Element data from apps and pages

[Start of Attachment]

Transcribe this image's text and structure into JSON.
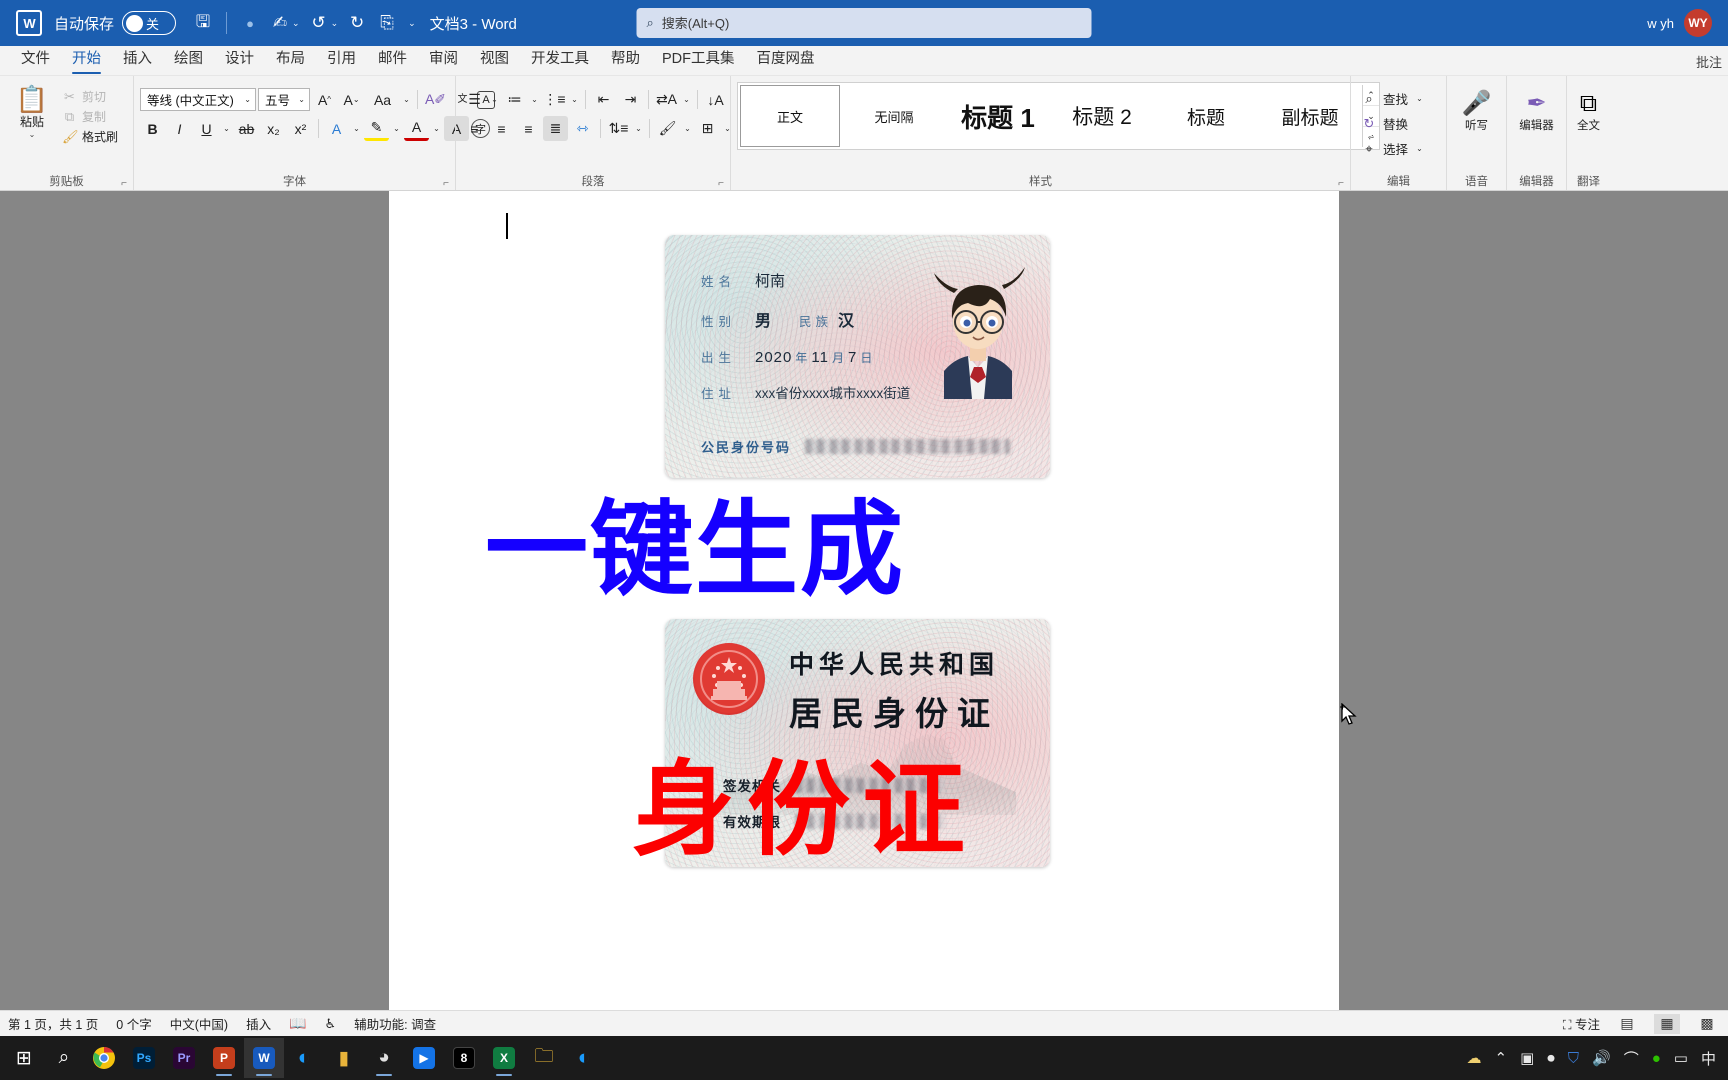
{
  "titlebar": {
    "app_icon": "word-logo-icon",
    "autosave_label": "自动保存",
    "autosave_state": "关",
    "save_icon": "save-icon",
    "undo_icon": "undo-icon",
    "redo_icon": "redo-icon",
    "touch_icon": "touch-mode-icon",
    "customize_icon": "customize-quick-access-icon",
    "doc_title": "文档3 - Word",
    "search_placeholder": "搜索(Alt+Q)",
    "search_value": "",
    "search_icon": "search-icon",
    "user_name": "w yh",
    "user_initials": "WY",
    "bg_color": "#1b5eb0"
  },
  "tabs": [
    {
      "label": "文件",
      "active": false
    },
    {
      "label": "开始",
      "active": true
    },
    {
      "label": "插入",
      "active": false
    },
    {
      "label": "绘图",
      "active": false
    },
    {
      "label": "设计",
      "active": false
    },
    {
      "label": "布局",
      "active": false
    },
    {
      "label": "引用",
      "active": false
    },
    {
      "label": "邮件",
      "active": false
    },
    {
      "label": "审阅",
      "active": false
    },
    {
      "label": "视图",
      "active": false
    },
    {
      "label": "开发工具",
      "active": false
    },
    {
      "label": "帮助",
      "active": false
    },
    {
      "label": "PDF工具集",
      "active": false
    },
    {
      "label": "百度网盘",
      "active": false
    }
  ],
  "tabs_right": {
    "comments_label": "批注"
  },
  "ribbon": {
    "clipboard": {
      "group_label": "剪贴板",
      "paste_label": "粘贴",
      "paste_icon": "paste-icon",
      "cut_label": "剪切",
      "cut_icon": "scissors-icon",
      "copy_label": "复制",
      "copy_icon": "copy-icon",
      "format_painter_label": "格式刷",
      "format_painter_icon": "format-painter-icon",
      "dialog_launcher": "⌟"
    },
    "font": {
      "group_label": "字体",
      "font_name": "等线 (中文正文)",
      "font_size": "五号",
      "grow_icon": "grow-font-icon",
      "shrink_icon": "shrink-font-icon",
      "change_case_icon": "change-case-icon",
      "clear_format_icon": "clear-formatting-icon",
      "phonetic_icon": "phonetic-guide-icon",
      "border_char_icon": "enclose-character-icon",
      "bold_label": "B",
      "italic_label": "I",
      "underline_label": "U",
      "strikethrough_icon": "strikethrough-icon",
      "subscript_label": "x₂",
      "superscript_label": "x²",
      "text_effects_icon": "text-effects-icon",
      "highlight_icon": "highlight-color-icon",
      "font_color_icon": "font-color-icon",
      "char_shading_icon": "character-shading-icon",
      "char_border_icon": "character-border-icon",
      "dialog_launcher": "⌟"
    },
    "paragraph": {
      "group_label": "段落",
      "bullets_icon": "bullet-list-icon",
      "numbering_icon": "numbered-list-icon",
      "multilevel_icon": "multilevel-list-icon",
      "decrease_indent_icon": "decrease-indent-icon",
      "increase_indent_icon": "increase-indent-icon",
      "cn_layout_icon": "asian-layout-icon",
      "sort_icon": "sort-icon",
      "show_marks_icon": "show-formatting-marks-icon",
      "align_left_icon": "align-left-icon",
      "align_center_icon": "align-center-icon",
      "align_right_icon": "align-right-icon",
      "justify_icon": "justify-icon",
      "distribute_icon": "distribute-icon",
      "line_spacing_icon": "line-spacing-icon",
      "shading_icon": "shading-icon",
      "borders_icon": "borders-icon",
      "dialog_launcher": "⌟"
    },
    "styles": {
      "group_label": "样式",
      "items": [
        {
          "label": "正文",
          "class": "s-zhengwen",
          "selected": true
        },
        {
          "label": "无间隔",
          "class": "s-wujiange",
          "selected": false
        },
        {
          "label": "标题 1",
          "class": "s-h1",
          "selected": false
        },
        {
          "label": "标题 2",
          "class": "s-h2",
          "selected": false
        },
        {
          "label": "标题",
          "class": "s-biaoti",
          "selected": false
        },
        {
          "label": "副标题",
          "class": "s-fubiaoti",
          "selected": false
        }
      ],
      "dialog_launcher": "⌟"
    },
    "editing": {
      "group_label": "编辑",
      "find_label": "查找",
      "find_icon": "search-icon",
      "replace_label": "替换",
      "replace_icon": "replace-icon",
      "select_label": "选择",
      "select_icon": "select-arrow-icon"
    },
    "voice": {
      "group_label": "语音",
      "dictate_label": "听写",
      "dictate_icon": "microphone-icon"
    },
    "editor": {
      "group_label": "编辑器",
      "editor_label": "编辑器",
      "editor_icon": "editor-pen-icon"
    },
    "share": {
      "group_label": "翻译",
      "share_label": "全文",
      "share_icon": "translate-icon"
    }
  },
  "document": {
    "overlay_text_1": "一键生成",
    "overlay_text_1_color": "#1500ff",
    "overlay_text_2": "身份证",
    "overlay_text_2_color": "#fc0000",
    "cursor_icon": "text-cursor-icon",
    "id_card_front": {
      "name_label": "姓名",
      "name_value": "柯南",
      "gender_label": "性别",
      "gender_value": "男",
      "ethnicity_label": "民族",
      "ethnicity_value": "汉",
      "birth_label": "出生",
      "birth_year": "2020",
      "birth_year_unit": "年",
      "birth_month": "11",
      "birth_month_unit": "月",
      "birth_day": "7",
      "birth_day_unit": "日",
      "address_label": "住址",
      "address_value": "xxx省份xxxx城市xxxx街道",
      "id_number_label": "公民身份号码",
      "id_number_value": "",
      "photo_alt": "portrait-photo"
    },
    "id_card_back": {
      "emblem_alt": "national-emblem-icon",
      "country_title": "中华人民共和国",
      "card_title": "居民身份证",
      "issuer_label": "签发机关",
      "issuer_value": "",
      "validity_label": "有效期限",
      "validity_value": ""
    }
  },
  "statusbar": {
    "page_info": "第 1 页，共 1 页",
    "word_count": "0 个字",
    "language": "中文(中国)",
    "insert_mode": "插入",
    "proofing_icon": "proofing-icon",
    "accessibility_icon": "accessibility-icon",
    "accessibility_label": "辅助功能: 调查",
    "focus_label": "专注",
    "focus_icon": "focus-icon",
    "view_read_icon": "read-mode-icon",
    "view_print_icon": "print-layout-icon",
    "view_web_icon": "web-layout-icon"
  },
  "taskbar": {
    "items": [
      {
        "name": "start-button",
        "glyph": "⊞",
        "bg": "transparent",
        "fg": "#ffffff",
        "open": false
      },
      {
        "name": "search-taskbar-icon",
        "glyph": "⌕",
        "bg": "transparent",
        "fg": "#ffffff",
        "open": false
      },
      {
        "name": "chrome-icon",
        "glyph": "◉",
        "bg": "transparent",
        "fg": "#4caf50",
        "open": false
      },
      {
        "name": "photoshop-icon",
        "glyph": "Ps",
        "bg": "#001e36",
        "fg": "#31a8ff",
        "open": false
      },
      {
        "name": "premiere-icon",
        "glyph": "Pr",
        "bg": "#2a0634",
        "fg": "#9999ff",
        "open": false
      },
      {
        "name": "powerpoint-icon",
        "glyph": "P",
        "bg": "#c43e1c",
        "fg": "#ffffff",
        "open": true
      },
      {
        "name": "word-icon",
        "glyph": "W",
        "bg": "#185abd",
        "fg": "#ffffff",
        "open": true,
        "running": true
      },
      {
        "name": "quark-browser-icon",
        "glyph": "◐",
        "bg": "transparent",
        "fg": "#1a9bfc",
        "open": false
      },
      {
        "name": "wps-icon",
        "glyph": "▮",
        "bg": "transparent",
        "fg": "#e8b33a",
        "open": false
      },
      {
        "name": "recorder-icon",
        "glyph": "◕",
        "bg": "transparent",
        "fg": "#e0e0e0",
        "open": true
      },
      {
        "name": "video-editor-icon",
        "glyph": "▶",
        "bg": "#1473e6",
        "fg": "#ffffff",
        "open": false
      },
      {
        "name": "capcut-icon",
        "glyph": "8",
        "bg": "#000000",
        "fg": "#ffffff",
        "open": false
      },
      {
        "name": "excel-icon",
        "glyph": "X",
        "bg": "#107c41",
        "fg": "#ffffff",
        "open": true
      },
      {
        "name": "file-explorer-icon",
        "glyph": "▭",
        "bg": "transparent",
        "fg": "#f7c13a",
        "open": false
      },
      {
        "name": "quark-2-icon",
        "glyph": "◐",
        "bg": "transparent",
        "fg": "#1a9bfc",
        "open": false
      }
    ],
    "tray": [
      {
        "name": "weather-icon",
        "glyph": "☁"
      },
      {
        "name": "show-hidden-icons-chevron",
        "glyph": "⌃"
      },
      {
        "name": "camera-icon",
        "glyph": "▣"
      },
      {
        "name": "microphone-tray-icon",
        "glyph": "🎤"
      },
      {
        "name": "security-shield-icon",
        "glyph": "🛡"
      },
      {
        "name": "volume-icon",
        "glyph": "🔊"
      },
      {
        "name": "network-icon",
        "glyph": "📶"
      },
      {
        "name": "wechat-icon",
        "glyph": "💬"
      },
      {
        "name": "battery-icon",
        "glyph": "▭"
      },
      {
        "name": "ime-indicator",
        "glyph": "中"
      }
    ]
  }
}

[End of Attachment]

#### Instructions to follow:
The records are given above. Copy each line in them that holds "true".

#### Answer box:
      "active": true
          "selected": true
        "open": true
        "open": true,
        "running": true
        "open": true
        "open": true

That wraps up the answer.